This was bound to happen.
Reporters are receiving reports of merchants jacking up prices by 1.78 to 2 percent to compensate for the bite the tax agency is taking from credit and debit card transactions.
The Minsterio de Hacienda issued the regulation last year in order to get advanced income tax payments from those in business. The credit card processing companies are suppose to remit the money to the ministry when they process transactions.
Credit card sales already cost merchants some 4 to 6 percent, depending on the processing company. That is why some offer discounts for cash.
Some expats have dismissed the percentage as trivial even though 2 percent may be half the net profit of a firm with a high-ticket transaction.

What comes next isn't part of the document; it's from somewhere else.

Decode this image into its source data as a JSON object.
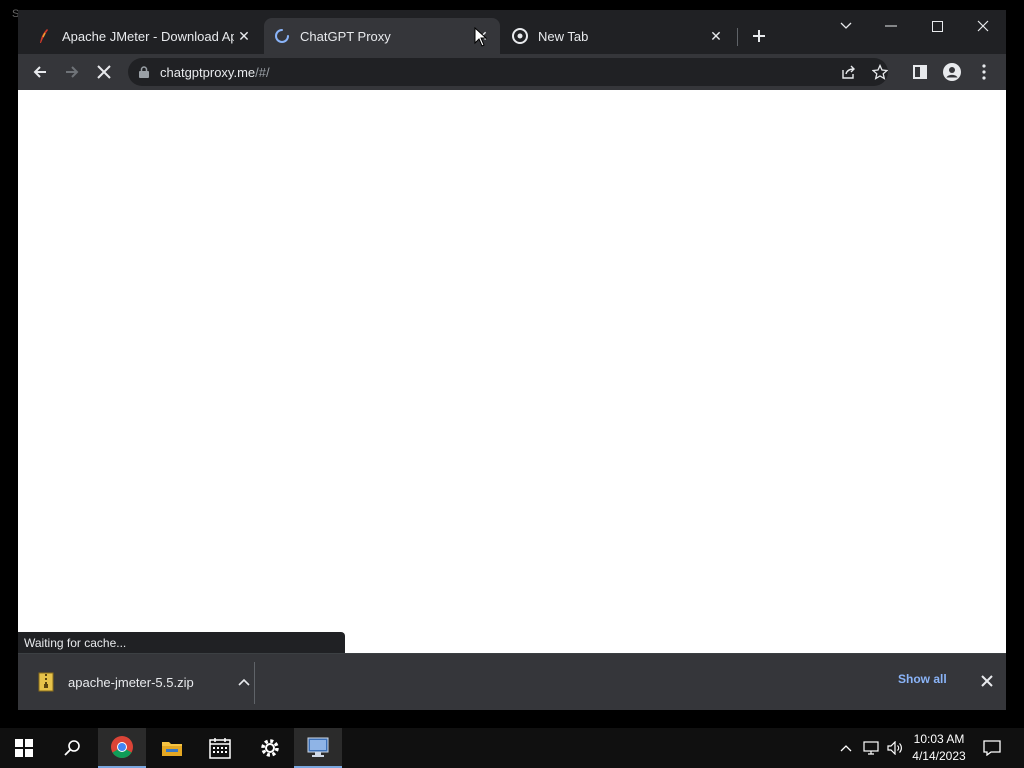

A.M. Costa Rica received one report of a private school increasing the amount of tuition because of the bite from Hacienda.
If a product is subject to the 13 percent sales tax, Hacienda wants 1.78 percent so that it is not taking tax on sales tax.
Theoretically Hacienda will apply the money collected to a company’s income tax payment at the end of the year. That assumed that there is income tax owed. There does not seem to be any provision for the devaluation of the colon over the course of the year.
And there does not seem to be any way the consumer will get back the 1 percent surcharge.